Xylitol is a sugar substitute that is becoming increasingly popular in foods, mainly peanut butter. Xylitol is extremely toxic for pets, and even a small amount can cause a drop in your dog’s blood sugar level. This is known as Hypoglycemia and the dangers of this can include:
Unless you purchase peanut butter that is specifically created for dogs, the safest way is to make your own. Blend unsalted and de-shelled peanuts until a soft creamy paste is made, a perfect solution to ensure you don’t come into contact with Xylitol.
Just like humans, dogs can have allergies too and just like in human reactions, our companions can have symptoms ranging from mild to life-threatening. Stop feeding and call your emergency vet immediately if your dog displays the following symptoms
- Swelling around the muzzle or mouth
- Hives or rash
- Difficulties in breathing or wheezing
What Are The Important Things To Consider When Feeding Your Dog Peanuts?
First and foremost, the important thing is to remember that peanuts are not toxic. The most immediate danger of a dog ingesting a dropped peanut is choking. If you are intentionally planning on using peanuts to positively reinforce positive and desired behaviour when training, then remember that the way the peanut is prepared is of the utmost importance.
Peanuts must be raw, unshelled and uncoated to be safely fed to your dog. Avoid choking by feeding one at a time and by keeping an eye on their swallowing. Honey-roasted peanuts, salted peanuts, and otherwise flavoured peanuts are not safe and can lead to serious health problems.

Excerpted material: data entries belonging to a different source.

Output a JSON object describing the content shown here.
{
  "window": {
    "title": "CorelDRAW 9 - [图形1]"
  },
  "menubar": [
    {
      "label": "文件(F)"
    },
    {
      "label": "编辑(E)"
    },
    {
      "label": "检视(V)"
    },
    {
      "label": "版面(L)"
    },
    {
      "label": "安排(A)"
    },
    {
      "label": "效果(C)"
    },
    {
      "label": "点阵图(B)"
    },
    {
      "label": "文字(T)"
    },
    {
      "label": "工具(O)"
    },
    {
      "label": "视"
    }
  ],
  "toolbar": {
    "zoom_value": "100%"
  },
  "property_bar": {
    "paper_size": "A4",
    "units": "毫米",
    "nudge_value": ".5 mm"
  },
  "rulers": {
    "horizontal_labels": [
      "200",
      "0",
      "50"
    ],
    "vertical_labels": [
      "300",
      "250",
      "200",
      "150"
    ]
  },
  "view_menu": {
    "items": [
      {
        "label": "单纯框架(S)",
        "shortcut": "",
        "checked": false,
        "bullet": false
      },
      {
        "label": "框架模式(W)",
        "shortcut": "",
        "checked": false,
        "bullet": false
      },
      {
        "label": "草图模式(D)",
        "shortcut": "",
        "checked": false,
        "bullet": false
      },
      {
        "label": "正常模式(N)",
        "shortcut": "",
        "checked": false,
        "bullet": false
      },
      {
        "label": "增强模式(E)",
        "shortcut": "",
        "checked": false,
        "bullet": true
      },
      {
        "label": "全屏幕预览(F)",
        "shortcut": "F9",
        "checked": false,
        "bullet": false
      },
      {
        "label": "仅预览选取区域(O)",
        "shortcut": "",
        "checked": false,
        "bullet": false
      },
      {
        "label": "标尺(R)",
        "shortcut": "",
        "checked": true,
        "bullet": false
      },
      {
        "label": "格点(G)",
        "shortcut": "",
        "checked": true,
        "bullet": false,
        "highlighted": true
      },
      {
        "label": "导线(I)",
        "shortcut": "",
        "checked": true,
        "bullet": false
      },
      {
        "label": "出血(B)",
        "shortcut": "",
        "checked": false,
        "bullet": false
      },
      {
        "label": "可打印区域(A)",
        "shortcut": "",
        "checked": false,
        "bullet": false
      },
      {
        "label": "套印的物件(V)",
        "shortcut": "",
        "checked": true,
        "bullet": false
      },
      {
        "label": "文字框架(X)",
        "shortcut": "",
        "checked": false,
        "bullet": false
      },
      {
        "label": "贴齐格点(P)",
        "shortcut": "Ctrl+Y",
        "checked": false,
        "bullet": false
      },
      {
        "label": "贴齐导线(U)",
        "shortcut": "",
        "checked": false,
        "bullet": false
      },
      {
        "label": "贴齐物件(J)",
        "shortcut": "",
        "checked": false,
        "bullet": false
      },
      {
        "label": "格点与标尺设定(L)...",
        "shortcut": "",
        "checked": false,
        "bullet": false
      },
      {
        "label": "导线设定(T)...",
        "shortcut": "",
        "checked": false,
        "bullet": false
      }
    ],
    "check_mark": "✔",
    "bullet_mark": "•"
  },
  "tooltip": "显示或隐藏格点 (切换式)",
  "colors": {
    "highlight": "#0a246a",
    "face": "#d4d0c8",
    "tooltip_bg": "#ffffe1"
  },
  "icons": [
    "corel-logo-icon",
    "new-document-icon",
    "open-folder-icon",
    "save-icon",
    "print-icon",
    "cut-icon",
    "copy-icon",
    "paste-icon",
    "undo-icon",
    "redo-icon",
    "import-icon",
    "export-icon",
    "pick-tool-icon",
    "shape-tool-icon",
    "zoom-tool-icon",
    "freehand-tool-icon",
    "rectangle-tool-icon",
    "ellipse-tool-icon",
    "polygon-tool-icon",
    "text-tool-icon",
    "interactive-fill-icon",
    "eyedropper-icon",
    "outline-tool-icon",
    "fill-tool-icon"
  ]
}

Overindulgence is the biggest issue that can have the worst consequences for your dog’s health. As a dog parent, it is your responsibility to ensure that anything your dog eats is presented in the best way, avoiding additives and potentially damaging ingredients. It is also vital that their calorific and fat intake is monitored so that any risks are avoided and your dog lives its happiest healthiest life.